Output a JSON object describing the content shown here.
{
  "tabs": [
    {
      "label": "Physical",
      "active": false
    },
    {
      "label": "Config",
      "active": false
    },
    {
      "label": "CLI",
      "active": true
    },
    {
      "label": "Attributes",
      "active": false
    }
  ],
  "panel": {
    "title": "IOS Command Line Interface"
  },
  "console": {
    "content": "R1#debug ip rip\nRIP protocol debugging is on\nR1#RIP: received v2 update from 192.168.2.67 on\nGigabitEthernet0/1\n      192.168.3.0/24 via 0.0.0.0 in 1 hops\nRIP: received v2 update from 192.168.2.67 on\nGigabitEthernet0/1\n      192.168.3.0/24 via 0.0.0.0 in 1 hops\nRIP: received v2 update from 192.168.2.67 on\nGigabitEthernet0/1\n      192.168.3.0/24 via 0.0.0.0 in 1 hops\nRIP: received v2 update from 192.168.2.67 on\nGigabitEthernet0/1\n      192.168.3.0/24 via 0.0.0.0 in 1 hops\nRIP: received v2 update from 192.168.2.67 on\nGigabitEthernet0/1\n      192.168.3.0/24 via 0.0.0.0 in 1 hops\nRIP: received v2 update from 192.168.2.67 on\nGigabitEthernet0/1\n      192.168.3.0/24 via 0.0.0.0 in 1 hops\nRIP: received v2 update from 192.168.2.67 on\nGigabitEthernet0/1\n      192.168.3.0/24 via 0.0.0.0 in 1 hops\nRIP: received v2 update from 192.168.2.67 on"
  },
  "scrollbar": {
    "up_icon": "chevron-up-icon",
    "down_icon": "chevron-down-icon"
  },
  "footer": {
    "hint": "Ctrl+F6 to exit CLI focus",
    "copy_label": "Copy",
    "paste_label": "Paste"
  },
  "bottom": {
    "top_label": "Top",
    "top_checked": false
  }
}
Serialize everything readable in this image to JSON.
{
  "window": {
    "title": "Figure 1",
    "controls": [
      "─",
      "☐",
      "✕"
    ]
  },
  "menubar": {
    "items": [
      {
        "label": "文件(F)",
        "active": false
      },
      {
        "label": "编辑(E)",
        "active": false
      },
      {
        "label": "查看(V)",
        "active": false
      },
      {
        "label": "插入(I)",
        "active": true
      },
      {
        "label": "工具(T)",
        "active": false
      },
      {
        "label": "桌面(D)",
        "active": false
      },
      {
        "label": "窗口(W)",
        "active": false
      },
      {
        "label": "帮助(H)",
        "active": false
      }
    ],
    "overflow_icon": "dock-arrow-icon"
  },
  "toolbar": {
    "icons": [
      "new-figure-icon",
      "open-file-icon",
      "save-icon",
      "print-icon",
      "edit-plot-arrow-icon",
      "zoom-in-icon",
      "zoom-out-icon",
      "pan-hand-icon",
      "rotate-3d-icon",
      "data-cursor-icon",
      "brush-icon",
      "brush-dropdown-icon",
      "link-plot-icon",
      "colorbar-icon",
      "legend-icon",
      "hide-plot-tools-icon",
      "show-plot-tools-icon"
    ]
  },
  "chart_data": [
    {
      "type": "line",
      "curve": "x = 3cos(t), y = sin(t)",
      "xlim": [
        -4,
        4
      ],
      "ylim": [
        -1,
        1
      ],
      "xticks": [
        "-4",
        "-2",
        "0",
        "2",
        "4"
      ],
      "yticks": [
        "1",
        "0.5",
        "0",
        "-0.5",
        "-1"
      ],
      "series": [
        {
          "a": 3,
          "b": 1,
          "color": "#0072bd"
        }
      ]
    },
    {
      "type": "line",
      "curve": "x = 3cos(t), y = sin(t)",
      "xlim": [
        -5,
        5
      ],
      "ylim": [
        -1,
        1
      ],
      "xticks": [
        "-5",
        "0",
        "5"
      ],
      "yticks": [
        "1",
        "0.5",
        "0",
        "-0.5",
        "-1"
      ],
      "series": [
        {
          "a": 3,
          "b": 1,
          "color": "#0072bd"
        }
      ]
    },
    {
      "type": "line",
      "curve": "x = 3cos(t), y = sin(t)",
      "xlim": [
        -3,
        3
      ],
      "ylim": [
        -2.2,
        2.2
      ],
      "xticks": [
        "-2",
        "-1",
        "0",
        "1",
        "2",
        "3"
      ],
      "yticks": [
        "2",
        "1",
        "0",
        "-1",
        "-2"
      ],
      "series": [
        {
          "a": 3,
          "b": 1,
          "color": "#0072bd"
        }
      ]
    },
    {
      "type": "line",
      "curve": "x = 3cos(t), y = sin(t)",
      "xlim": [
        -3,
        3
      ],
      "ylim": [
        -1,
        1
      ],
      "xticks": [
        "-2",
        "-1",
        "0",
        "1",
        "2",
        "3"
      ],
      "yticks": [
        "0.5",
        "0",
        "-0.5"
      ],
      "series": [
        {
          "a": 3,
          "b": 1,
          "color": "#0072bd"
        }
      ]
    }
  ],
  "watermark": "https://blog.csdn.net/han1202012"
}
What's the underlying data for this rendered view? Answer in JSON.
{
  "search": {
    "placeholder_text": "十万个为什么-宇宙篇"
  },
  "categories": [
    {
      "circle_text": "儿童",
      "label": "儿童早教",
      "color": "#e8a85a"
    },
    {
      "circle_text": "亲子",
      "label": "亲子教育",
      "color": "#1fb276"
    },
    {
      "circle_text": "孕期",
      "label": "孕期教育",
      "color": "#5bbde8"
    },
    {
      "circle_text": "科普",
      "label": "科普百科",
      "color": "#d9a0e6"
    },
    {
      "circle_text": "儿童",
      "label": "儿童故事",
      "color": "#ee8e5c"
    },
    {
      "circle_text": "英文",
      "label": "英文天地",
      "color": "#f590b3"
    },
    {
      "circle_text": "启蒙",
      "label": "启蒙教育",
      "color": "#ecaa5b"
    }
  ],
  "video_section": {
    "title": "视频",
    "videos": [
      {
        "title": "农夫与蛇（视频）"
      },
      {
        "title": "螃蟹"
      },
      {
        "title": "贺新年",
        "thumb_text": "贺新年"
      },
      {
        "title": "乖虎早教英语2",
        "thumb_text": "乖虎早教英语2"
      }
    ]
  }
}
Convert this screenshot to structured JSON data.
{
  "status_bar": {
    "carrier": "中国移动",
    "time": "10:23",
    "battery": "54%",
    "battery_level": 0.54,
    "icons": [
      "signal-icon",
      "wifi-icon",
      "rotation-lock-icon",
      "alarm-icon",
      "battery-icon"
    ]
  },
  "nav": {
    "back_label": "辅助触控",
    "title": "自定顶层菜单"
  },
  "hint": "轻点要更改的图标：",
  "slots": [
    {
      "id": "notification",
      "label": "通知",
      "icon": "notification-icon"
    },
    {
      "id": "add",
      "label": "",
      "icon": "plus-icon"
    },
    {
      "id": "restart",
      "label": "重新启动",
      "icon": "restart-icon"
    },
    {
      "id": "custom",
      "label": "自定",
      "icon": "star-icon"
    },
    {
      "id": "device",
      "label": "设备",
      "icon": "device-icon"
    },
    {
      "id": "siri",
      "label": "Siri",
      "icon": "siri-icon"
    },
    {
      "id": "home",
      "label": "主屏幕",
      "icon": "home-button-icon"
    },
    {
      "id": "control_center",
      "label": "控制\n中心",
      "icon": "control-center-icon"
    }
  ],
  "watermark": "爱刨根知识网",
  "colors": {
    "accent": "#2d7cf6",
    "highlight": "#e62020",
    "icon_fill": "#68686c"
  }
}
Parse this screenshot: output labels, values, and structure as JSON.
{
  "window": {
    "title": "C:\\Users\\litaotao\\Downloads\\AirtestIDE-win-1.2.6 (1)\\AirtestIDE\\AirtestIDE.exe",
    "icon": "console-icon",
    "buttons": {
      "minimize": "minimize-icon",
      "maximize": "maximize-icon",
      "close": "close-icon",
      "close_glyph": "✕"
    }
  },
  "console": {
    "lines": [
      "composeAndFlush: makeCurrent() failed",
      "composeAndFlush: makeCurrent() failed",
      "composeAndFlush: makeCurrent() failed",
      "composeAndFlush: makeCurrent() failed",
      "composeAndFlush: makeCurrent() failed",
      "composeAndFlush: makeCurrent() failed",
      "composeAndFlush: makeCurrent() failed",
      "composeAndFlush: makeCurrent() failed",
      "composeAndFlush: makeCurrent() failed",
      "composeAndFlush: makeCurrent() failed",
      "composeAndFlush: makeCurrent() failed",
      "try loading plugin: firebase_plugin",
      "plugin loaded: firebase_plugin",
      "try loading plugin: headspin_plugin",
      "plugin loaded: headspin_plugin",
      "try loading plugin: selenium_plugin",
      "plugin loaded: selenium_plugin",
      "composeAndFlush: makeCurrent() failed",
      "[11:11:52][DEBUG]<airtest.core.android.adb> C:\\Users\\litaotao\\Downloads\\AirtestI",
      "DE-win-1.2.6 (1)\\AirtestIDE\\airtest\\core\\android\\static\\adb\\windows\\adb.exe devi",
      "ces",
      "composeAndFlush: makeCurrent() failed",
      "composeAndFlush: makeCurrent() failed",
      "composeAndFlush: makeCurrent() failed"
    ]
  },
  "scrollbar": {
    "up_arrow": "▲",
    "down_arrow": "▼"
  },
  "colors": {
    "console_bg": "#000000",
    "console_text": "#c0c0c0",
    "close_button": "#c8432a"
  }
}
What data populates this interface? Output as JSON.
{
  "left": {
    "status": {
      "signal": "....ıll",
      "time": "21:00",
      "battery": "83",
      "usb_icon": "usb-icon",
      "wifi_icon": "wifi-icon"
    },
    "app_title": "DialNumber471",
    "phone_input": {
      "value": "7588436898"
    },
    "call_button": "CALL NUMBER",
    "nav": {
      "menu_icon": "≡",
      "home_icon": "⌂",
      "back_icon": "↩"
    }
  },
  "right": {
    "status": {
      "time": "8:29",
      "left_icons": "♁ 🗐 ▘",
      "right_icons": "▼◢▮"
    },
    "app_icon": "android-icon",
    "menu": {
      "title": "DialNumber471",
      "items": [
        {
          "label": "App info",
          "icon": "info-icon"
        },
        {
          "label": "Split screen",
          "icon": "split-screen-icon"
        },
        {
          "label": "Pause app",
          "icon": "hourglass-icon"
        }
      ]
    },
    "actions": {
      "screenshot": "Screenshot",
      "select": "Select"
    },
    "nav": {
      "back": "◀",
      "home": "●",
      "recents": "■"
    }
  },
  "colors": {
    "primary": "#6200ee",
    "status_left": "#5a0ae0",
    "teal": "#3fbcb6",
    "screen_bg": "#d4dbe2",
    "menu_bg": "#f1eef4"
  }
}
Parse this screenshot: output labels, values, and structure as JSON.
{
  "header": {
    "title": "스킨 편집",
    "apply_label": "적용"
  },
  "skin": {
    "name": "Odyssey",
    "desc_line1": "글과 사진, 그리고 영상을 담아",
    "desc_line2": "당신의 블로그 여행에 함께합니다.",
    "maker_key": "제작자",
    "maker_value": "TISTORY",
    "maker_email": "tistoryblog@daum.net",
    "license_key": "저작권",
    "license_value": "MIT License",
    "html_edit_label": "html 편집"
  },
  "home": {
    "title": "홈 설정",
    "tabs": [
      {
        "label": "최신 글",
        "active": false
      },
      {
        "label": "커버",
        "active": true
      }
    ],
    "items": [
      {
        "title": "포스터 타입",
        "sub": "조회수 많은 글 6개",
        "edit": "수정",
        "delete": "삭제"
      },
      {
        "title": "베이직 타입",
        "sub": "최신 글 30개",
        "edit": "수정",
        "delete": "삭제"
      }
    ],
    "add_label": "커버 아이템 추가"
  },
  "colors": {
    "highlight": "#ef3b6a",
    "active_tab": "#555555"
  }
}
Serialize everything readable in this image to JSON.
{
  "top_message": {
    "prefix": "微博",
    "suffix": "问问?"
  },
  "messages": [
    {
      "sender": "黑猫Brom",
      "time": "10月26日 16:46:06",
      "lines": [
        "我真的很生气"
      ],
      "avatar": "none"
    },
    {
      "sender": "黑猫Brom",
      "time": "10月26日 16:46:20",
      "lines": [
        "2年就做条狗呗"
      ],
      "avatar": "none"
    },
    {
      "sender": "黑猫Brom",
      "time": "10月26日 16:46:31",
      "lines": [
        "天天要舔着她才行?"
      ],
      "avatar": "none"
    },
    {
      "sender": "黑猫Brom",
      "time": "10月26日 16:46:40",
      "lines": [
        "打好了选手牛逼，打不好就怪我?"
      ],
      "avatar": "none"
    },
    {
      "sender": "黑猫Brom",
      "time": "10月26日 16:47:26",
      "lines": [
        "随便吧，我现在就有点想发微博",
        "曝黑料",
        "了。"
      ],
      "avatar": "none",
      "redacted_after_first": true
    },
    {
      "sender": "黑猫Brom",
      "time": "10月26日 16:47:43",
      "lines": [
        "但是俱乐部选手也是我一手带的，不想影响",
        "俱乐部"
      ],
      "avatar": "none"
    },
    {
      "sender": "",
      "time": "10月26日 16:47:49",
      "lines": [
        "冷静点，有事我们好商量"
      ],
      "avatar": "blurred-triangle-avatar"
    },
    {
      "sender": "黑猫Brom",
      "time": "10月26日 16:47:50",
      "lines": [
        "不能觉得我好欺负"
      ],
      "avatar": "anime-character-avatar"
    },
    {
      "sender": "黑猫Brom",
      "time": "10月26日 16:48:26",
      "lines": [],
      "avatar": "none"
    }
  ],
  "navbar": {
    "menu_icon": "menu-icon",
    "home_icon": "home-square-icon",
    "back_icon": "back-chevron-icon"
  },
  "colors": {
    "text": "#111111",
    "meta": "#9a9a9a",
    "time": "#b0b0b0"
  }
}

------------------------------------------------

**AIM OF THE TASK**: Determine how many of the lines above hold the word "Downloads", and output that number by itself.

**RESULT**: 2